E-mail address: Info@abo.ny.gov
STATE OF NEW YORK
Authorities Budget Office
P O Box 2076
Albany, NY 12220-0076
Local:518-474-1932 Toll Free: 1-800-560-1770
A Message from the Director of the Authorities Budget Office
July 1, 2014 In accordance with Section 7 of Title 2 of the Public Authorities Law, the Authorities Budget Office (ABO) is pleased to issue its eighth annual report on the financial operations, practices, and structure of state and local public authorities.
Since the ABO’s first report
in 2007, the number of state and local authorities subject to the reporting and governance provisions of the Public Authorities Accountability Act and the 2009 Public Authorities Reform Act has more than doubled from 281 to 568. This net increase is almost exclusively attributable to the
ABO’s persistent effort to identify and subject to reporting not
-for-profit corporations created, sponsored by, or affiliated with local governments. At the same time
, the ABO has worked with the Governor’s Office,
the Legislature, municipal officials and officers and representatives of public authorities to officially dissolve approximately 150 state and local authorities determined to be inactive, defunct, or otherwise no longer performing the purpose for which they were created. Legislation that would dissolve an additional 37 authorities
has passed the Legislature and is awaiting the Governor’s signature
. In the past year, 9 not for profit corporations that met the definition of a local authority were also legally dissolved and 10 notified the ABO of their intent to dissolve. The information found in this report provides a useful, but incomplete, starting point to assess the activities, finances and operations of New Yor
k’s state and local authorities; p
articularly as the data relates to evaluating the quantifiable impact of public authorities on economic growth, job formation, or the
management of the State’s infrastructure. We caution that this information cannot be the sole criteria

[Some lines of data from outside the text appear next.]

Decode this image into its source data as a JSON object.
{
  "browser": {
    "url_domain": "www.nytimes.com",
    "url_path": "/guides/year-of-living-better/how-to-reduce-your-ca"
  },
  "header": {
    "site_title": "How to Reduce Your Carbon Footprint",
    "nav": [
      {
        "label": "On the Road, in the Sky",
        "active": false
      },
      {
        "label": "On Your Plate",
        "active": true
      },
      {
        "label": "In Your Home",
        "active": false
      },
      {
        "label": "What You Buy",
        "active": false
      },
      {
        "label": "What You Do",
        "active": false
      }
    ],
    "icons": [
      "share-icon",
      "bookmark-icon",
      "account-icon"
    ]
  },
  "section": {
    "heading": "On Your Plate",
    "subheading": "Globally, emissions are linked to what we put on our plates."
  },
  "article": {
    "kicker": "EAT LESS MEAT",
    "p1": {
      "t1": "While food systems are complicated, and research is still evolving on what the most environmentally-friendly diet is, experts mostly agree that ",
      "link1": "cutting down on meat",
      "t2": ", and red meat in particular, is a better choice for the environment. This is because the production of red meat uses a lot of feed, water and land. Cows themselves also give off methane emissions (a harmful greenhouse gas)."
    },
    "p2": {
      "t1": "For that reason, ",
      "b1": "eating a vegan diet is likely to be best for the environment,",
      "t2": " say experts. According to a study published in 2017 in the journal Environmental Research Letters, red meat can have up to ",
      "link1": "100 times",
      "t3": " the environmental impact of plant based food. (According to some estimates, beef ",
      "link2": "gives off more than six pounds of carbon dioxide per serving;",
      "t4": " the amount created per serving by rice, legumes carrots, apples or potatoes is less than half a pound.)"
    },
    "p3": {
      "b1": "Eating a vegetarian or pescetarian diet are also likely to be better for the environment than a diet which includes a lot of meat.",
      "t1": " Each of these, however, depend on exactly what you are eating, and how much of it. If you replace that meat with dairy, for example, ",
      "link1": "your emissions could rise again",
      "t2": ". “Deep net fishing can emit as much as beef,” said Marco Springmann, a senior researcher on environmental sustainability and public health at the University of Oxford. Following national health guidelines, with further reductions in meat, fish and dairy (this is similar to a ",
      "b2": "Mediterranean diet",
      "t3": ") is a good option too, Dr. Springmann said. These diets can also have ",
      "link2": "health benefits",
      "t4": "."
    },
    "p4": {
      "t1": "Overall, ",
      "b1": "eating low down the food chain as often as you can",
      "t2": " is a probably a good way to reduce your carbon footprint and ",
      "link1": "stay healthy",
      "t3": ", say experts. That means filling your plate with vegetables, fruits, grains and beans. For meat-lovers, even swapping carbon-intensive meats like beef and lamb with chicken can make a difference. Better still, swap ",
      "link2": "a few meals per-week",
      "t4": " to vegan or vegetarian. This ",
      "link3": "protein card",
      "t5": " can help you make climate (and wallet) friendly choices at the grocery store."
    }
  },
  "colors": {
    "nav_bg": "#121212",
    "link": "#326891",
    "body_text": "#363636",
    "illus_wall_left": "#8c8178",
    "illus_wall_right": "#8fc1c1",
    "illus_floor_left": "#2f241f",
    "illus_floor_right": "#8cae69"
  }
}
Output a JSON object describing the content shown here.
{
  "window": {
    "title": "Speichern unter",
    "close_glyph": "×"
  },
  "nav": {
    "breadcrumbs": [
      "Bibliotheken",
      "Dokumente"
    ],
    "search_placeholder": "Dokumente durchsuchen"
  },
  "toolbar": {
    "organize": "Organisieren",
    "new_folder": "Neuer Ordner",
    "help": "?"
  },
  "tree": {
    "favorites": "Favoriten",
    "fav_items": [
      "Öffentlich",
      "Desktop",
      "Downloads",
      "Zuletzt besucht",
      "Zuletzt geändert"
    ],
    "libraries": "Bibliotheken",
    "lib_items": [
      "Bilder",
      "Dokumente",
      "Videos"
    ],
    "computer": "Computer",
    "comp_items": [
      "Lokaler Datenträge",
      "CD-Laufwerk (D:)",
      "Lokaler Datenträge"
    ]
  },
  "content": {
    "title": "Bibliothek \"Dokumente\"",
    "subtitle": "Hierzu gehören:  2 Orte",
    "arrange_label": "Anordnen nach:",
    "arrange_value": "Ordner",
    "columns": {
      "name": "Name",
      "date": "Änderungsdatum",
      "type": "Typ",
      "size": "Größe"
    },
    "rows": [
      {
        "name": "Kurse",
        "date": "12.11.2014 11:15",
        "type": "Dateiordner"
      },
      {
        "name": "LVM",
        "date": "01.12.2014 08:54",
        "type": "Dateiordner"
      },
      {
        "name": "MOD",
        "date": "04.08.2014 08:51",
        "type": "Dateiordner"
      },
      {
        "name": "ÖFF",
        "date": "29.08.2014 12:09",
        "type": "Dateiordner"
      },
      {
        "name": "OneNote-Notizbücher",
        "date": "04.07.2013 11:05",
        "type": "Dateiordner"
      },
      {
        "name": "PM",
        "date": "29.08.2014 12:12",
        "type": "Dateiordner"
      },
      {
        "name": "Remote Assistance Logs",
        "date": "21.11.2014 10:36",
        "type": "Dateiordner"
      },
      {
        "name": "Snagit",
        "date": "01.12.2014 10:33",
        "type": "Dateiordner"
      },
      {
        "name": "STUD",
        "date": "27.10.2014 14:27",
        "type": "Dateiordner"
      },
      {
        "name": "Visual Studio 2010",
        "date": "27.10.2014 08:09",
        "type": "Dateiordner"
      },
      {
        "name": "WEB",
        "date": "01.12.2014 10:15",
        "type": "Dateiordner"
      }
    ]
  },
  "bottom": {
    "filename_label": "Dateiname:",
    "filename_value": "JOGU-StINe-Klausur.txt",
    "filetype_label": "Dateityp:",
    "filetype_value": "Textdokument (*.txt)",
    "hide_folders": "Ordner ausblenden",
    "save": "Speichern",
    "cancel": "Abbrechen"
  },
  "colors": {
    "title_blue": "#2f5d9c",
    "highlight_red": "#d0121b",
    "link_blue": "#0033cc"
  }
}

for measuring the effectiveness of public authorities or for determining the community benefits derived from the financial tradeoffs often made by these authorities. Several general observations and conclusions can be drawn from this report, based on the information provided by state and local authorities.
Although public authorities are expected to act as independent public bodies governed by boards of directors with a fiduciary duty to the authority, one-third of all current board members are elected or appointed public officials. Public officials on these boards are faced with the difficult task of separating the responsibilities and obligations of their public positions from the fiduciary duty they must exercise as directors of a public authority.
While public authorities award and expend billions of dollars in public funds annually, more than 25 percent of all authorities reported to us that they have no staff to carry out daily administrative and financial activities. This raises questions as to how these entities can function effectively.
The presence of an IDA or an LDC, the number of projects assisted by these entities, and the amount of financial assistance provided to projects has little correlation to any change in private